The Midwest leaves an indelible mark on Emeralds’ sound; their debut characteristically vibrates as if from a ghost mall or some other relic of the rust belt. Side A, “Magic,” finds the three young musicians summoning by way of analog synthesis and processed guitar motifs. Though it could be loosely called “drone,” this miasmic wall of melody ripples through dynamics; pulses ebb and flow in and out in a way where every edge disappears. Like any good magic trick, there is something invisible at play here.
On Side B, “The Quaking Mess,” oxidized squeals and shuddering mechanical whines commingle with square and saw wave pads and flickering guitar details to create a post-industrial parking lot tableau. Eventually, the ground swells up, and a massive firmament trembles below the wobbling synths and rickety electronics. There is a power at the heart of Emeralds’ sound that displays a kind of egalitarian psychedelia, a working-class kosmische, a proletariat trip zone. Everyone is welcome to watch the world fold in on itself as they are pulled into the portal.
“Photosphere,” a previously unreleased recording included as a digital exclusive, affords a look at a more serene stretch from the same session. A demure guitar loop wafts above slowly shifting tectonic synthesizer drones; the tremendous restraint the trio shows here hints at part of the unique place they would carve out for themselves, both together and respectively, in the annals of American DIY experimental music. Elliott, McGuire, and Hauschildt are known now for being tuned into a mutual vocabulary as Emeralds. They are players that exercise a kind of profound listening. Slowness, as a kind of punk ethos. As the static sputters into the right channel around the twelve-minute mark, the scene becomes selfaware, and we are released into the ether.

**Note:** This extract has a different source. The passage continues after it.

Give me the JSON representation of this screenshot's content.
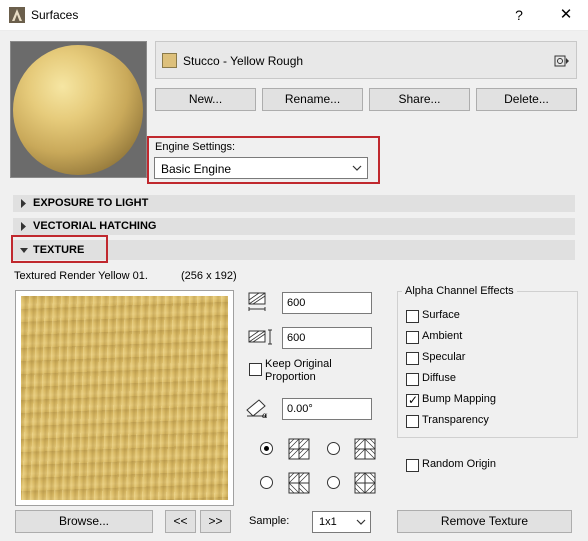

Emeralds materialized as a fully formed entity radiating cosmic potential. Their discography evolved and incorporated different qualities and vocabularies but hearing where it started will always feel different. The density, the patience, and the sheer refinement presented on Solar Bridge legibly demonstrates how and why Emeralds has become a legendary part of the contemporary electronic music canon.
B1. The Quaking Mess